Debate on priority bills was in full swing this week, with both of the Urban Affairs Committee’s priority bills advancing from General File on Tuesday.
The first committee priority bill, LB 1059, is a package bill that amends the Local Option Municipal Economic Development Act (commonly referred to as LB 840), which allows municipalities to collect and appropriate local tax dollars for economic development purposes, if approved by local voters. The bill requires notice by businesses seeking local incentives if that same business is also seeking state tax incentives, and also includes changes originally appearing in LB 808 and LB 860 that were recommended by stakeholders during the Urban Affairs Committee’s LR 155 interim study that took a comprehensive look at Nebraska’s municipal economic development tools.
The second committee priority bill, LB 704, is a technical bill designed as a “clean-up” of various statutes that deal with the adoption of local building codes. To improve citizen access and transparency, this bill also requires that political subdivisions keep a copy of their current building code available for use and examination by the public.
In addition to the two committee priority bills, two other bills that were heard by the Urban Affairs Committee this session have been prioritized by individual senators. The Legislature will likely be taking up both bills in the coming weeks.
In addition to each senator’s personal priority bill, each standing committee of the Legislature can designate two bills as committee priority bill. While committee priority designations are at the discretion of the committee chair, most committee priority bills tend to be consensus bills that have the unanimous support of committee members.
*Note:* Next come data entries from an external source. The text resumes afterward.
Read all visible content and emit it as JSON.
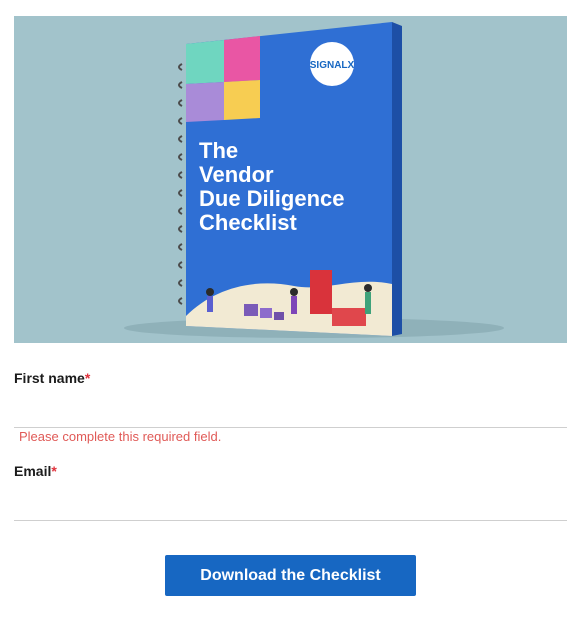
{
  "hero": {
    "logo_text": "SIGNALX",
    "book_title_lines": [
      "The",
      "Vendor",
      "Due Diligence",
      "Checklist"
    ]
  },
  "form": {
    "first_name": {
      "label": "First name",
      "required_mark": "*",
      "value": "",
      "placeholder": ""
    },
    "first_name_error": "Please complete this required field.",
    "email": {
      "label": "Email",
      "required_mark": "*",
      "value": "",
      "placeholder": ""
    },
    "submit_label": "Download the Checklist"
  },
  "colors": {
    "accent": "#1767c2",
    "required": "#e0323c",
    "error": "#e05a57",
    "hero_bg": "#a2c3cb",
    "book_cover": "#2f6fd4"
  }
}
This is the case with both of the Urban Affairs Committee’s priority bills this session.
Another common feature of committee priority bills is what is referred to as a package bill. With between 400 and 500 bills introduced in a typical “short session”, committees will often combine multiple bills dealing with the same subject into one bill. One of the Urban Affairs Committee’s priority bills, LB 1059, is an example of a package bill, as it combines three bills dealing with the Local Option Municipal Economic Development Act:
LB 1059: Require certain disclosures under the Community Development Law and the Local Option Municipal Economic Development Act
LB 808: Change provisions relating to amending an economic development program under the Local Option Municipal Economic Development Act
LB 860: Add a type of economic development program under the Local Option Municipal Economic Development Act
The Urban Affairs Committee’s second priority bill this session is LB 704, a technical bill designed as a “clean-up” of various statutes that deal with the adoption of local building codes.